Not everyone has a family full of sunshine and rainbows. I make the effort (my mother NEVER calls or emails me - I'm expected to call her, yet if I call just for a chat, without a reason for calling - I get wrong for that), I keep the lines of communication open - but I keep my own counsel on most things because emotionally it's safer for me than risking a barrage of my mother at her worst.
It's just the cycle in my family - manipulative, often emotionally brutal mother, produces the same... perhaps it's a blessing that my body sees fit to break the line of doom.
My mother is the archetypal dotty old lady - she's at the point where she just doesn't care what anyone thinks any more. Which is nice, but means she's somewhat blunter than she used to be, which although it can be very interesting when she's blunt about others, it's less so when it's about me!
However. I have never leant on her emotionally, financially or in any other way, and wouldn't know where to begin...
She's not nasty, stand-offish or anything like that - I just think her sons were raised to be stiff upper-lipped emotionally repressed old-fashioned types.
With the greatest of respect to everyone who replied - I "lost my mum" when I was 11 years old to a horrendous illness however she did not die until I was 25. She spent all these years in and out out of hospital in a gereatic unit (aged 47 at the time because there was no-where else "to put her!") I have never experienced the "mumsy things" that my friends did/do however I do now with my children. I adored my mum as did my father, who did not expect to be left with a young family of 6 to raise as well as a disabled, bed-ridden wife to look after (aged 9 to 19.) I did not have a "fluffy up-bringing" however what I have done, now that I am the same age that my mother was, is volunteer to help other families with "young carers!"
It is only a washing machine!!!!!!!!!!!!!!!!!!!!!!!!
Hi Elle, I hope my post didn't offend also, as that was not my intention. I was merely saying that, although different circumstances, I didn't have that closeness and trust as my friends had. I would have loved and still would, to have that bond where I can talk my heart out, but can not. So everything I have gets kept for me, bottled and put away . I too am trying to be different for my children. Best wishes. Fig
I don't think my mother and I had a fluffy relationship - far from it. We battled lots.
But it was a solid relationship, on the whole, dependable and I am glad we had it. Although both of us only realised this when I was in my 30s.
With all respect to those of you who did not have a close relationship with their mother - please don't fall into the trap of thinking that it cannot happen, and please don't envy me mine.
I was lucky - but I also grew up without a father.

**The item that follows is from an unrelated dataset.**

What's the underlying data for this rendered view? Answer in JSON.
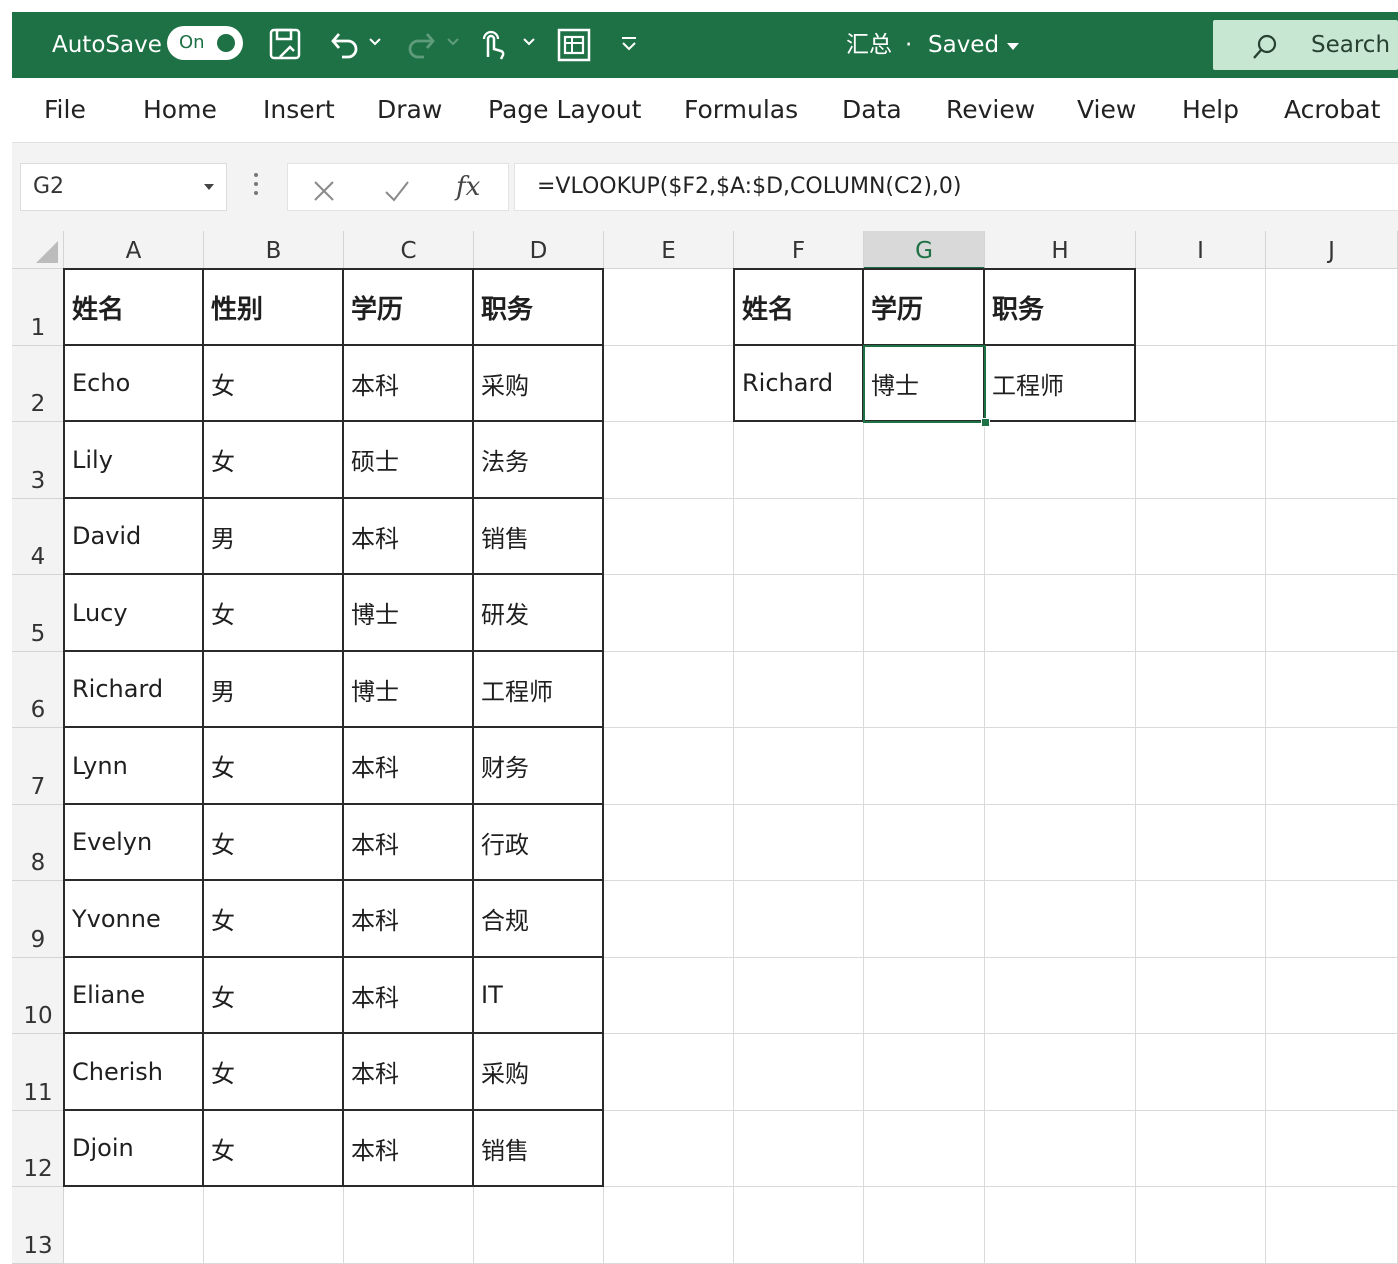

I was then again lucky in that my mother chose a partner who I now consider my father, but that was a long process.
I did not have a fluffy childhood or young adulthood in anyway - I appreciated later what I had, for what it was.

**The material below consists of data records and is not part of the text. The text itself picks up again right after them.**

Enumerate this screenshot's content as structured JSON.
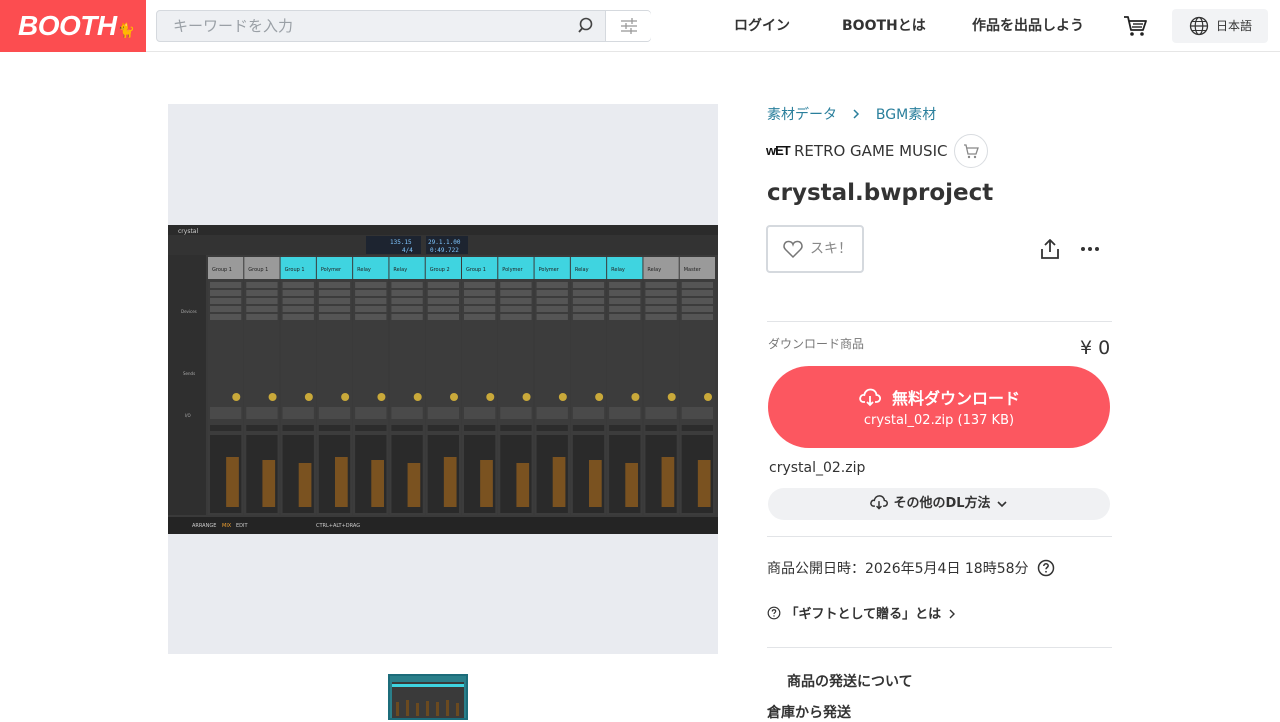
{
  "header": {
    "logo_text": "BOOTH",
    "search_placeholder": "キーワードを入力",
    "nav": [
      "ログイン",
      "BOOTHとは",
      "作品を出品しよう"
    ],
    "lang_label": "日本語",
    "brand_color": "#fc4d50"
  },
  "icons": {
    "search": "search-icon",
    "filter": "sliders-icon",
    "cart": "cart-icon",
    "lang": "globe-icon",
    "like": "heart-icon",
    "share": "share-icon",
    "more": "more-dots-icon",
    "download": "cloud-download-icon",
    "help": "question-circle-icon"
  },
  "breadcrumb": {
    "category": "素材データ",
    "subcategory": "BGM素材"
  },
  "shop": {
    "logo_text": "wET",
    "name": "RETRO GAME MUSIC"
  },
  "product": {
    "title": "crystal.bwproject",
    "like_label": "スキ！",
    "download_section_label": "ダウンロード商品",
    "price": "¥ 0",
    "download_button_label": "無料ダウンロード",
    "download_file_info": "crystal_02.zip (137 KB)",
    "file_name": "crystal_02.zip",
    "other_dl_label": "その他のDL方法",
    "published": "商品公開日時：2026年5月4日 18時58分",
    "gift_label": "「ギフトとして贈る」とは",
    "shipping_title": "商品の発送について",
    "shipping_sub": "倉庫から発送",
    "accent_color": "#fc5760"
  },
  "screenshot": {
    "tab_title": "crystal",
    "tempo": "135.15",
    "signature": "4/4",
    "position": "29.1.1.00",
    "time": "0:49.722",
    "bottom_tabs": [
      "ARRANGE",
      "MIX",
      "EDIT"
    ],
    "hint": "CTRL+ALT+DRAG",
    "tracks": [
      "Group 1",
      "Group 1",
      "Group 1",
      "Polymer",
      "Relay",
      "Relay",
      "Group 2",
      "Group 1",
      "Polymer",
      "Polymer",
      "Relay",
      "Relay",
      "Relay",
      "Master"
    ],
    "track_active": [
      false,
      false,
      true,
      true,
      true,
      true,
      true,
      true,
      true,
      true,
      true,
      true,
      false,
      false
    ],
    "row_labels": [
      "Devices",
      "Sends",
      "I/O"
    ],
    "teal_color": "#3fd4e0"
  }
}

And I pass on to my children what I now appreciate - and also what I never, ever had. Such as cuddles.